**** Source data

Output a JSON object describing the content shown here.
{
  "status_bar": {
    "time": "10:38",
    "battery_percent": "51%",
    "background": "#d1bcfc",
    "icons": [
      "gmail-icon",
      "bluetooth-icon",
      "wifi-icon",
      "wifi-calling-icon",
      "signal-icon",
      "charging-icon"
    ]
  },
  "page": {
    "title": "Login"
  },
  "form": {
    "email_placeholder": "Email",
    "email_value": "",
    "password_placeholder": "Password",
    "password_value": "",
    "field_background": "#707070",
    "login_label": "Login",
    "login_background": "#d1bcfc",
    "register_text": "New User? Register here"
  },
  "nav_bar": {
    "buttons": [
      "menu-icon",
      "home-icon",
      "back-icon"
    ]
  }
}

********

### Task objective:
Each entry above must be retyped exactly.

### Exercise result:
Output a JSON object describing the content shown here.
{
  "status_bar": {
    "time": "10:38",
    "battery_percent": "51%",
    "background": "#d1bcfc",
    "icons": [
      "gmail-icon",
      "bluetooth-icon",
      "wifi-icon",
      "wifi-calling-icon",
      "signal-icon",
      "charging-icon"
    ]
  },
  "page": {
    "title": "Login"
  },
  "form": {
    "email_placeholder": "Email",
    "email_value": "",
    "password_placeholder": "Password",
    "password_value": "",
    "field_background": "#707070",
    "login_label": "Login",
    "login_background": "#d1bcfc",
    "register_text": "New User? Register here"
  },
  "nav_bar": {
    "buttons": [
      "menu-icon",
      "home-icon",
      "back-icon"
    ]
  }
}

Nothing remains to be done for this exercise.